__Records shown__.
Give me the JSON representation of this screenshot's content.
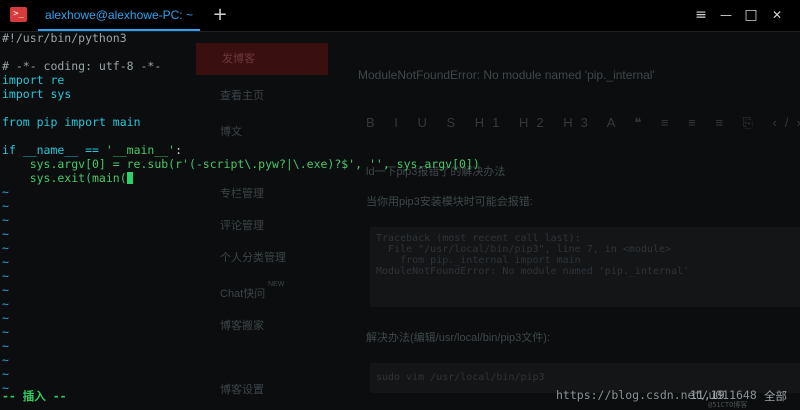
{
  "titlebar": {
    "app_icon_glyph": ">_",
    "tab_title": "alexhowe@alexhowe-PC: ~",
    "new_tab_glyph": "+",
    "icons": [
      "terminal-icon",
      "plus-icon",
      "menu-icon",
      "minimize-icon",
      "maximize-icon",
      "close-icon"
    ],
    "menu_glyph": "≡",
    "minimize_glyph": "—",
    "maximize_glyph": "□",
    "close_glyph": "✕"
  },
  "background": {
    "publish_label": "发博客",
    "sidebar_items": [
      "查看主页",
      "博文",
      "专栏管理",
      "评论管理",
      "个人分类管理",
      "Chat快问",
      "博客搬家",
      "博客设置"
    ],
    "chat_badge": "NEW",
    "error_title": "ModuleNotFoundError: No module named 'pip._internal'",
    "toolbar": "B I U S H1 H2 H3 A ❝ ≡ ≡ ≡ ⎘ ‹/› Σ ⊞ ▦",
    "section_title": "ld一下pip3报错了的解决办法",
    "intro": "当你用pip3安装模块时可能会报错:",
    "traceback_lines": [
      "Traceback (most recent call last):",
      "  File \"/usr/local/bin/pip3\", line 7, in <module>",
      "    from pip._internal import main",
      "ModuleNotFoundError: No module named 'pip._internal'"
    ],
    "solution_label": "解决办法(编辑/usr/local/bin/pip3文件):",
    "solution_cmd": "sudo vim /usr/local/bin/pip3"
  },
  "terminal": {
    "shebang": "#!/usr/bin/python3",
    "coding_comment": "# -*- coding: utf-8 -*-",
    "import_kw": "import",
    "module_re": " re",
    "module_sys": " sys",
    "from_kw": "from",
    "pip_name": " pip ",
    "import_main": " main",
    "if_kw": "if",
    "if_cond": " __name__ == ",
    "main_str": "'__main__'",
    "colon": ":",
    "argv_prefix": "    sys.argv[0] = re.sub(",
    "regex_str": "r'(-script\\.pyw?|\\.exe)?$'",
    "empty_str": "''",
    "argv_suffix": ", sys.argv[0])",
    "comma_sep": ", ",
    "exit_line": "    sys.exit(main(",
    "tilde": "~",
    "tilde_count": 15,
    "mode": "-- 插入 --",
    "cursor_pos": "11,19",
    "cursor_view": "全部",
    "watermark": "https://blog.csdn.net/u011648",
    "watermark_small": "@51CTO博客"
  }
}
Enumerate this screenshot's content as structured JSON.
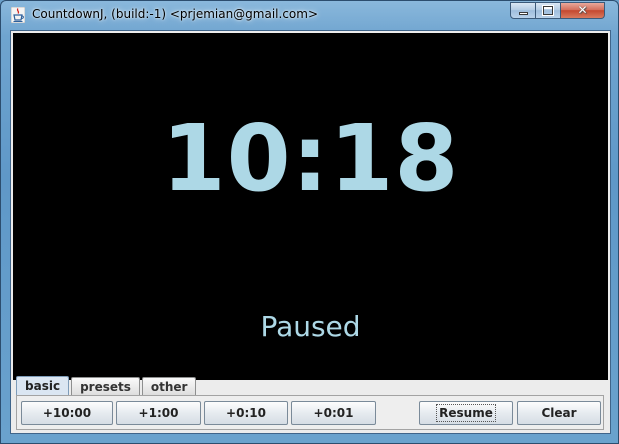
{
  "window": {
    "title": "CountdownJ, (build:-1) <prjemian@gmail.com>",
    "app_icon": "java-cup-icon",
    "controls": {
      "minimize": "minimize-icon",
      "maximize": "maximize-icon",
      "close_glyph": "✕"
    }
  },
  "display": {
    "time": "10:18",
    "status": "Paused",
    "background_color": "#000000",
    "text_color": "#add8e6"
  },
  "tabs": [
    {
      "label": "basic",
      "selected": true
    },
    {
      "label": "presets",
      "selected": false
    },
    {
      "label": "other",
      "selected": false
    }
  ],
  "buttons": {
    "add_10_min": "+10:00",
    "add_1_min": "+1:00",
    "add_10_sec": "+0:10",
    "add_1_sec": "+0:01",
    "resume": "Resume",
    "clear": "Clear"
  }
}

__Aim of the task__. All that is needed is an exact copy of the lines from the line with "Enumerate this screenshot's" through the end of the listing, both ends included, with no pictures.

__Exercise answer__.
Enumerate this screenshot's content as structured JSON.
{
  "window": {
    "title": "CountdownJ, (build:-1) <prjemian@gmail.com>",
    "app_icon": "java-cup-icon",
    "controls": {
      "minimize": "minimize-icon",
      "maximize": "maximize-icon",
      "close_glyph": "✕"
    }
  },
  "display": {
    "time": "10:18",
    "status": "Paused",
    "background_color": "#000000",
    "text_color": "#add8e6"
  },
  "tabs": [
    {
      "label": "basic",
      "selected": true
    },
    {
      "label": "presets",
      "selected": false
    },
    {
      "label": "other",
      "selected": false
    }
  ],
  "buttons": {
    "add_10_min": "+10:00",
    "add_1_min": "+1:00",
    "add_10_sec": "+0:10",
    "add_1_sec": "+0:01",
    "resume": "Resume",
    "clear": "Clear"
  }
}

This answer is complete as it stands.